» **What to do**
In how many lines of the records does "icon" appear? Answer with one number.

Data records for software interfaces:

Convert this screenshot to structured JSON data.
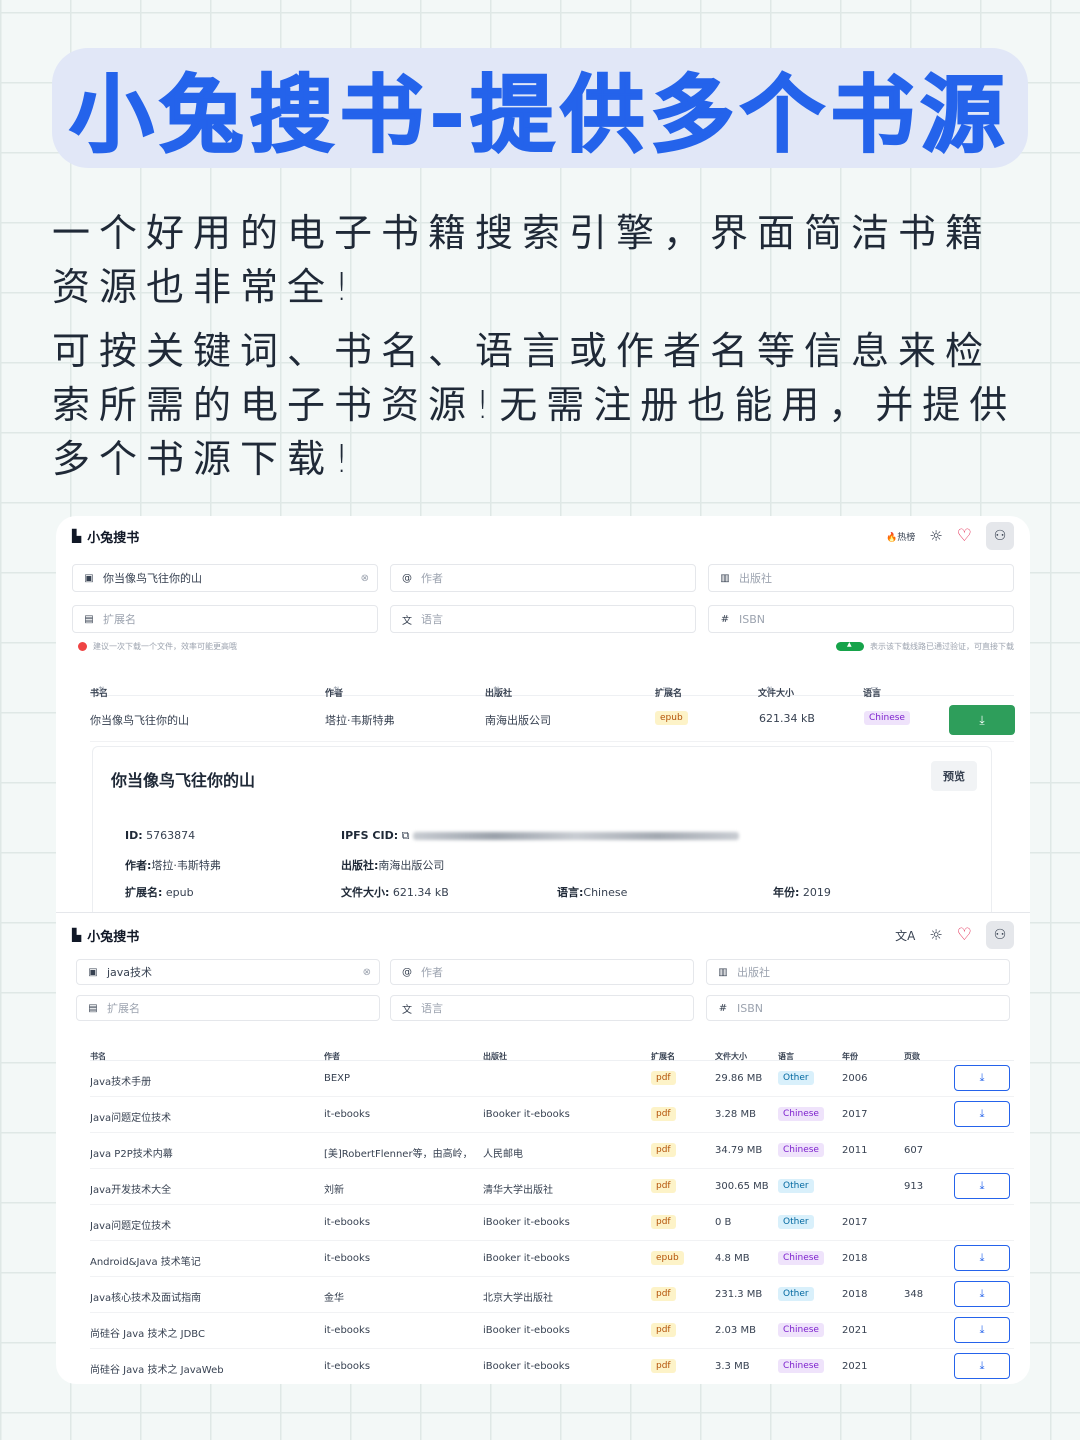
{
  "banner_title": "小兔搜书-提供多个书源",
  "intro1": "一个好用的电子书籍搜索引擎，界面简洁书籍资源也非常全!",
  "intro2": "可按关键词、书名、语言或作者名等信息来检索所需的电子书资源!无需注册也能用，并提供多个书源下载!",
  "app": {
    "brand": "小兔搜书",
    "hot_label": "热榜",
    "placeholders": {
      "author": "作者",
      "publisher": "出版社",
      "ext": "扩展名",
      "lang": "语言",
      "isbn": "ISBN"
    },
    "note_left": "建议一次下载一个文件，效率可能更高哦",
    "note_right": "表示该下载线路已通过验证，可直接下载",
    "columns": {
      "title": "书名",
      "author": "作者",
      "publisher": "出版社",
      "ext": "扩展名",
      "size": "文件大小",
      "lang": "语言",
      "year": "年份",
      "pages": "页数"
    }
  },
  "screen1": {
    "search_value": "你当像鸟飞往你的山",
    "result": {
      "title": "你当像鸟飞往你的山",
      "author": "塔拉·韦斯特弗",
      "publisher": "南海出版公司",
      "ext": "epub",
      "size": "621.34 kB",
      "lang": "Chinese"
    },
    "detail": {
      "title": "你当像鸟飞往你的山",
      "preview_label": "预览",
      "id_label": "ID:",
      "id": "5763874",
      "ipfs_label": "IPFS CID:",
      "author_label": "作者:",
      "author": "塔拉·韦斯特弗",
      "publisher_label": "出版社:",
      "publisher": "南海出版公司",
      "ext_label": "扩展名:",
      "ext": "epub",
      "size_label": "文件大小:",
      "size": "621.34 kB",
      "lang_label": "语言:",
      "lang": "Chinese",
      "year_label": "年份:",
      "year": "2019"
    }
  },
  "screen2": {
    "search_value": "java技术",
    "rows": [
      {
        "title": "Java技术手册",
        "author": "BEXP",
        "publisher": "",
        "ext": "pdf",
        "size": "29.86 MB",
        "lang": "Other",
        "year": "2006",
        "pages": "",
        "dl": true
      },
      {
        "title": "Java问题定位技术",
        "author": "it-ebooks",
        "publisher": "iBooker it-ebooks",
        "ext": "pdf",
        "size": "3.28 MB",
        "lang": "Chinese",
        "year": "2017",
        "pages": "",
        "dl": true
      },
      {
        "title": "Java P2P技术内幕",
        "author": "[美]RobertFlenner等，由高岭，",
        "publisher": "人民邮电",
        "ext": "pdf",
        "size": "34.79 MB",
        "lang": "Chinese",
        "year": "2011",
        "pages": "607",
        "dl": false
      },
      {
        "title": "Java开发技术大全",
        "author": "刘新",
        "publisher": "清华大学出版社",
        "ext": "pdf",
        "size": "300.65 MB",
        "lang": "Other",
        "year": "",
        "pages": "913",
        "dl": true
      },
      {
        "title": "Java问题定位技术",
        "author": "it-ebooks",
        "publisher": "iBooker it-ebooks",
        "ext": "pdf",
        "size": "0 B",
        "lang": "Other",
        "year": "2017",
        "pages": "",
        "dl": false
      },
      {
        "title": "Android&Java 技术笔记",
        "author": "it-ebooks",
        "publisher": "iBooker it-ebooks",
        "ext": "epub",
        "size": "4.8 MB",
        "lang": "Chinese",
        "year": "2018",
        "pages": "",
        "dl": true
      },
      {
        "title": "Java核心技术及面试指南",
        "author": "金华",
        "publisher": "北京大学出版社",
        "ext": "pdf",
        "size": "231.3 MB",
        "lang": "Other",
        "year": "2018",
        "pages": "348",
        "dl": true
      },
      {
        "title": "尚硅谷 Java 技术之 JDBC",
        "author": "it-ebooks",
        "publisher": "iBooker it-ebooks",
        "ext": "pdf",
        "size": "2.03 MB",
        "lang": "Chinese",
        "year": "2021",
        "pages": "",
        "dl": true
      },
      {
        "title": "尚硅谷 Java 技术之 JavaWeb",
        "author": "it-ebooks",
        "publisher": "iBooker it-ebooks",
        "ext": "pdf",
        "size": "3.3 MB",
        "lang": "Chinese",
        "year": "2021",
        "pages": "",
        "dl": true
      }
    ]
  }
}
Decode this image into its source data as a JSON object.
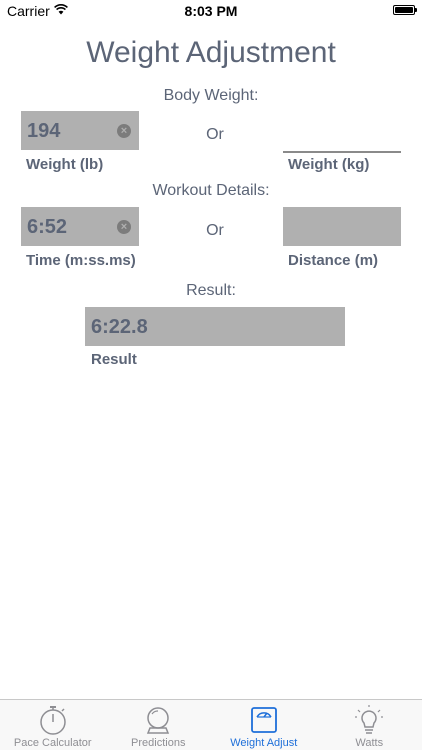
{
  "status_bar": {
    "carrier": "Carrier",
    "time": "8:03 PM"
  },
  "title": "Weight Adjustment",
  "body_weight": {
    "section_label": "Body Weight:",
    "or_label": "Or",
    "lb": {
      "value": "194",
      "label": "Weight (lb)"
    },
    "kg": {
      "value": "",
      "label": "Weight (kg)"
    }
  },
  "workout": {
    "section_label": "Workout Details:",
    "or_label": "Or",
    "time": {
      "value": "6:52",
      "label": "Time (m:ss.ms)"
    },
    "distance": {
      "value": "",
      "label": "Distance (m)"
    }
  },
  "result": {
    "section_label": "Result:",
    "value": "6:22.8",
    "label": "Result"
  },
  "tabs": [
    {
      "label": "Pace Calculator",
      "icon": "stopwatch-icon",
      "active": false
    },
    {
      "label": "Predictions",
      "icon": "crystal-ball-icon",
      "active": false
    },
    {
      "label": "Weight Adjust",
      "icon": "scale-icon",
      "active": true
    },
    {
      "label": "Watts",
      "icon": "lightbulb-icon",
      "active": false
    }
  ],
  "colors": {
    "accent": "#1e6fd9",
    "text": "#5c6577",
    "field_bg": "#b0b0b0",
    "tab_inactive": "#8e8e93"
  }
}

» **Expected answer**
4